Available data Block Start

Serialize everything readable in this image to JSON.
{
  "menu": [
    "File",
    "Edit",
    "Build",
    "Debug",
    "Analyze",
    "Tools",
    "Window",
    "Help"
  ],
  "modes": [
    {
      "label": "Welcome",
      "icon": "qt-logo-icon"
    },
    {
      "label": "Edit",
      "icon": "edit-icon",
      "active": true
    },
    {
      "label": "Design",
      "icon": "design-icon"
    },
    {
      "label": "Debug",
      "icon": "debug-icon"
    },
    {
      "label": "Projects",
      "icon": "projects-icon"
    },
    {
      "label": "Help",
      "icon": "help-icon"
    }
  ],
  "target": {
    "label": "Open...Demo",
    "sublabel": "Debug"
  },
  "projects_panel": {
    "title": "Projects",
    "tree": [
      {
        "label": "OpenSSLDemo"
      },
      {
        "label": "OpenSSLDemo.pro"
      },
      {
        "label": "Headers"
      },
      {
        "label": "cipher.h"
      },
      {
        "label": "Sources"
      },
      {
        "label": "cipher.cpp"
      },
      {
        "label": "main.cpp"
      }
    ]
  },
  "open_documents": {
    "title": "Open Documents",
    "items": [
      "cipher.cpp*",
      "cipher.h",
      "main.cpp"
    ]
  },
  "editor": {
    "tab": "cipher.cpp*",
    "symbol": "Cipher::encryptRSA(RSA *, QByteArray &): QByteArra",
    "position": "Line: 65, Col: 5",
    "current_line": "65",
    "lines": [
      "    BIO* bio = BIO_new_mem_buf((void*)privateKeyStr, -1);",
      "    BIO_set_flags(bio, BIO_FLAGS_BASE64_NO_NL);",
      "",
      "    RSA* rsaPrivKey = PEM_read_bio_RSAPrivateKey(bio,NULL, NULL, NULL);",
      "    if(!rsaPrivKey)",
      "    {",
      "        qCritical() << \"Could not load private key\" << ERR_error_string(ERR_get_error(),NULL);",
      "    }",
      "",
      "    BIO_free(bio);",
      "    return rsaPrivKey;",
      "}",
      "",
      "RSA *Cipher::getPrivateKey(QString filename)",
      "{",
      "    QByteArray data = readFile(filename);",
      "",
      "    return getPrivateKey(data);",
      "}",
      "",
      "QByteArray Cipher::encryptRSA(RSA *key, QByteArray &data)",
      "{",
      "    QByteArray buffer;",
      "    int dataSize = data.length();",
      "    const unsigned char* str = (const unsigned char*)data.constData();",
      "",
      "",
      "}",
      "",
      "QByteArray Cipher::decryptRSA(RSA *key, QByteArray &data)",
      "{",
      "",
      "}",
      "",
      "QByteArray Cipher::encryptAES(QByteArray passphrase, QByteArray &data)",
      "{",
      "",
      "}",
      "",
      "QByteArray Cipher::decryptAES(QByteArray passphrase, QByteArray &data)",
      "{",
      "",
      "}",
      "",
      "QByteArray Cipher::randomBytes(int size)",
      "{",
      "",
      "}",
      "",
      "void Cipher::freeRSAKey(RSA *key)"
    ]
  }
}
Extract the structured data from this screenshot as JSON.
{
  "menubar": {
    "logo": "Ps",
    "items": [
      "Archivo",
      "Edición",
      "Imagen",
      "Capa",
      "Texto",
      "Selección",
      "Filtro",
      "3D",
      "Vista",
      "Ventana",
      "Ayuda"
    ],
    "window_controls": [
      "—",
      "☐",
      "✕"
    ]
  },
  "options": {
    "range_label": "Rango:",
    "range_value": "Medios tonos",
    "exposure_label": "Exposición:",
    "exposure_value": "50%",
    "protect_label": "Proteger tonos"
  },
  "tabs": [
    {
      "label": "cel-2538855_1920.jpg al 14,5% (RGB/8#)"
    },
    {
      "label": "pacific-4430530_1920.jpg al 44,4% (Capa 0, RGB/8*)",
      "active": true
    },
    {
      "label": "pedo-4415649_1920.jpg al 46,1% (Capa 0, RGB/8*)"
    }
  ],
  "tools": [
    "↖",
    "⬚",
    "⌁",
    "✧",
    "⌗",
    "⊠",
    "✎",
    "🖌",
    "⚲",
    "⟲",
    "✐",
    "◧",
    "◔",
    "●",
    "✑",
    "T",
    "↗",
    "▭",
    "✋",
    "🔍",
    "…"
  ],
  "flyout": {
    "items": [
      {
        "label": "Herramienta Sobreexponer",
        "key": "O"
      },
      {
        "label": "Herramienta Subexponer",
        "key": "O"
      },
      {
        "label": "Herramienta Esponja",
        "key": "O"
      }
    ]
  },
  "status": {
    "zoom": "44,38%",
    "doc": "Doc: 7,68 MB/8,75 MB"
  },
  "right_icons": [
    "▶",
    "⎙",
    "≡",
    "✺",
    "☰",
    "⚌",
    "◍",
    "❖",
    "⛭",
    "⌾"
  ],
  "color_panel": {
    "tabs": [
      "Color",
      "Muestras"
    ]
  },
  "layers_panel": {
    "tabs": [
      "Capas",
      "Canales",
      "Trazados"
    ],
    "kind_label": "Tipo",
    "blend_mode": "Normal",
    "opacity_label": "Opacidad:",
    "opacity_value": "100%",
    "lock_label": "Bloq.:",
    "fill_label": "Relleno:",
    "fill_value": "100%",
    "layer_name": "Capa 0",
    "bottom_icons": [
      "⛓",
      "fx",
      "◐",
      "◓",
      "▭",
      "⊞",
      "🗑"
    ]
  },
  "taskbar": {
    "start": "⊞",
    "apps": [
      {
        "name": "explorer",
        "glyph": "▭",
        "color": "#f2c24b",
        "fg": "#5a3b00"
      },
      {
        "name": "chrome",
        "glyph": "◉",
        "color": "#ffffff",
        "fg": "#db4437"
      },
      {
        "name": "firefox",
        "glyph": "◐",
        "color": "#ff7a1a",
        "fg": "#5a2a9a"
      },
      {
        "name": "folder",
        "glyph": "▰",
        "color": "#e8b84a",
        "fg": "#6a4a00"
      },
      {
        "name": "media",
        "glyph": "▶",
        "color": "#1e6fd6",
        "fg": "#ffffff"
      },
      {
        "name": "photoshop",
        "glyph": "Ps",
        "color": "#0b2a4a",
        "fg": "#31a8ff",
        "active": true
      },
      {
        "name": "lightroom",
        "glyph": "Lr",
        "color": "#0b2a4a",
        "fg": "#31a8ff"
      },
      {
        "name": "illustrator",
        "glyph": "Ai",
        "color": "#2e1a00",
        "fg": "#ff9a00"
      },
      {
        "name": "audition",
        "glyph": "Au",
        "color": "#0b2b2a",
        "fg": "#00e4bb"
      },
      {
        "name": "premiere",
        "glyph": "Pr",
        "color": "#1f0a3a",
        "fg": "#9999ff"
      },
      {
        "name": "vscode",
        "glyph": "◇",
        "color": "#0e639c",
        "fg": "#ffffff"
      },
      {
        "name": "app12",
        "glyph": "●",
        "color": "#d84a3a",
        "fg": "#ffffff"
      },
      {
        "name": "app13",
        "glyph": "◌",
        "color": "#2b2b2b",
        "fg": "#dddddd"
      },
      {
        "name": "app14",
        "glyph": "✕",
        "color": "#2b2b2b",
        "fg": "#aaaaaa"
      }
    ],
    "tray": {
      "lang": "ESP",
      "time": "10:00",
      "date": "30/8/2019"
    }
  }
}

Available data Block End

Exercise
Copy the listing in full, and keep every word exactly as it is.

Response to this exercise
Serialize everything readable in this image to JSON.
{
  "menu": [
    "File",
    "Edit",
    "Build",
    "Debug",
    "Analyze",
    "Tools",
    "Window",
    "Help"
  ],
  "modes": [
    {
      "label": "Welcome",
      "icon": "qt-logo-icon"
    },
    {
      "label": "Edit",
      "icon": "edit-icon",
      "active": true
    },
    {
      "label": "Design",
      "icon": "design-icon"
    },
    {
      "label": "Debug",
      "icon": "debug-icon"
    },
    {
      "label": "Projects",
      "icon": "projects-icon"
    },
    {
      "label": "Help",
      "icon": "help-icon"
    }
  ],
  "target": {
    "label": "Open...Demo",
    "sublabel": "Debug"
  },
  "projects_panel": {
    "title": "Projects",
    "tree": [
      {
        "label": "OpenSSLDemo"
      },
      {
        "label": "OpenSSLDemo.pro"
      },
      {
        "label": "Headers"
      },
      {
        "label": "cipher.h"
      },
      {
        "label": "Sources"
      },
      {
        "label": "cipher.cpp"
      },
      {
        "label": "main.cpp"
      }
    ]
  },
  "open_documents": {
    "title": "Open Documents",
    "items": [
      "cipher.cpp*",
      "cipher.h",
      "main.cpp"
    ]
  },
  "editor": {
    "tab": "cipher.cpp*",
    "symbol": "Cipher::encryptRSA(RSA *, QByteArray &): QByteArra",
    "position": "Line: 65, Col: 5",
    "current_line": "65",
    "lines": [
      "    BIO* bio = BIO_new_mem_buf((void*)privateKeyStr, -1);",
      "    BIO_set_flags(bio, BIO_FLAGS_BASE64_NO_NL);",
      "",
      "    RSA* rsaPrivKey = PEM_read_bio_RSAPrivateKey(bio,NULL, NULL, NULL);",
      "    if(!rsaPrivKey)",
      "    {",
      "        qCritical() << \"Could not load private key\" << ERR_error_string(ERR_get_error(),NULL);",
      "    }",
      "",
      "    BIO_free(bio);",
      "    return rsaPrivKey;",
      "}",
      "",
      "RSA *Cipher::getPrivateKey(QString filename)",
      "{",
      "    QByteArray data = readFile(filename);",
      "",
      "    return getPrivateKey(data);",
      "}",
      "",
      "QByteArray Cipher::encryptRSA(RSA *key, QByteArray &data)",
      "{",
      "    QByteArray buffer;",
      "    int dataSize = data.length();",
      "    const unsigned char* str = (const unsigned char*)data.constData();",
      "",
      "",
      "}",
      "",
      "QByteArray Cipher::decryptRSA(RSA *key, QByteArray &data)",
      "{",
      "",
      "}",
      "",
      "QByteArray Cipher::encryptAES(QByteArray passphrase, QByteArray &data)",
      "{",
      "",
      "}",
      "",
      "QByteArray Cipher::decryptAES(QByteArray passphrase, QByteArray &data)",
      "{",
      "",
      "}",
      "",
      "QByteArray Cipher::randomBytes(int size)",
      "{",
      "",
      "}",
      "",
      "void Cipher::freeRSAKey(RSA *key)"
    ]
  }
}
Extract the structured data from this screenshot as JSON.
{
  "menubar": {
    "logo": "Ps",
    "items": [
      "Archivo",
      "Edición",
      "Imagen",
      "Capa",
      "Texto",
      "Selección",
      "Filtro",
      "3D",
      "Vista",
      "Ventana",
      "Ayuda"
    ],
    "window_controls": [
      "—",
      "☐",
      "✕"
    ]
  },
  "options": {
    "range_label": "Rango:",
    "range_value": "Medios tonos",
    "exposure_label": "Exposición:",
    "exposure_value": "50%",
    "protect_label": "Proteger tonos"
  },
  "tabs": [
    {
      "label": "cel-2538855_1920.jpg al 14,5% (RGB/8#)"
    },
    {
      "label": "pacific-4430530_1920.jpg al 44,4% (Capa 0, RGB/8*)",
      "active": true
    },
    {
      "label": "pedo-4415649_1920.jpg al 46,1% (Capa 0, RGB/8*)"
    }
  ],
  "tools": [
    "↖",
    "⬚",
    "⌁",
    "✧",
    "⌗",
    "⊠",
    "✎",
    "🖌",
    "⚲",
    "⟲",
    "✐",
    "◧",
    "◔",
    "●",
    "✑",
    "T",
    "↗",
    "▭",
    "✋",
    "🔍",
    "…"
  ],
  "flyout": {
    "items": [
      {
        "label": "Herramienta Sobreexponer",
        "key": "O"
      },
      {
        "label": "Herramienta Subexponer",
        "key": "O"
      },
      {
        "label": "Herramienta Esponja",
        "key": "O"
      }
    ]
  },
  "status": {
    "zoom": "44,38%",
    "doc": "Doc: 7,68 MB/8,75 MB"
  },
  "right_icons": [
    "▶",
    "⎙",
    "≡",
    "✺",
    "☰",
    "⚌",
    "◍",
    "❖",
    "⛭",
    "⌾"
  ],
  "color_panel": {
    "tabs": [
      "Color",
      "Muestras"
    ]
  },
  "layers_panel": {
    "tabs": [
      "Capas",
      "Canales",
      "Trazados"
    ],
    "kind_label": "Tipo",
    "blend_mode": "Normal",
    "opacity_label": "Opacidad:",
    "opacity_value": "100%",
    "lock_label": "Bloq.:",
    "fill_label": "Relleno:",
    "fill_value": "100%",
    "layer_name": "Capa 0",
    "bottom_icons": [
      "⛓",
      "fx",
      "◐",
      "◓",
      "▭",
      "⊞",
      "🗑"
    ]
  },
  "taskbar": {
    "start": "⊞",
    "apps": [
      {
        "name": "explorer",
        "glyph": "▭",
        "color": "#f2c24b",
        "fg": "#5a3b00"
      },
      {
        "name": "chrome",
        "glyph": "◉",
        "color": "#ffffff",
        "fg": "#db4437"
      },
      {
        "name": "firefox",
        "glyph": "◐",
        "color": "#ff7a1a",
        "fg": "#5a2a9a"
      },
      {
        "name": "folder",
        "glyph": "▰",
        "color": "#e8b84a",
        "fg": "#6a4a00"
      },
      {
        "name": "media",
        "glyph": "▶",
        "color": "#1e6fd6",
        "fg": "#ffffff"
      },
      {
        "name": "photoshop",
        "glyph": "Ps",
        "color": "#0b2a4a",
        "fg": "#31a8ff",
        "active": true
      },
      {
        "name": "lightroom",
        "glyph": "Lr",
        "color": "#0b2a4a",
        "fg": "#31a8ff"
      },
      {
        "name": "illustrator",
        "glyph": "Ai",
        "color": "#2e1a00",
        "fg": "#ff9a00"
      },
      {
        "name": "audition",
        "glyph": "Au",
        "color": "#0b2b2a",
        "fg": "#00e4bb"
      },
      {
        "name": "premiere",
        "glyph": "Pr",
        "color": "#1f0a3a",
        "fg": "#9999ff"
      },
      {
        "name": "vscode",
        "glyph": "◇",
        "color": "#0e639c",
        "fg": "#ffffff"
      },
      {
        "name": "app12",
        "glyph": "●",
        "color": "#d84a3a",
        "fg": "#ffffff"
      },
      {
        "name": "app13",
        "glyph": "◌",
        "color": "#2b2b2b",
        "fg": "#dddddd"
      },
      {
        "name": "app14",
        "glyph": "✕",
        "color": "#2b2b2b",
        "fg": "#aaaaaa"
      }
    ],
    "tray": {
      "lang": "ESP",
      "time": "10:00",
      "date": "30/8/2019"
    }
  }
}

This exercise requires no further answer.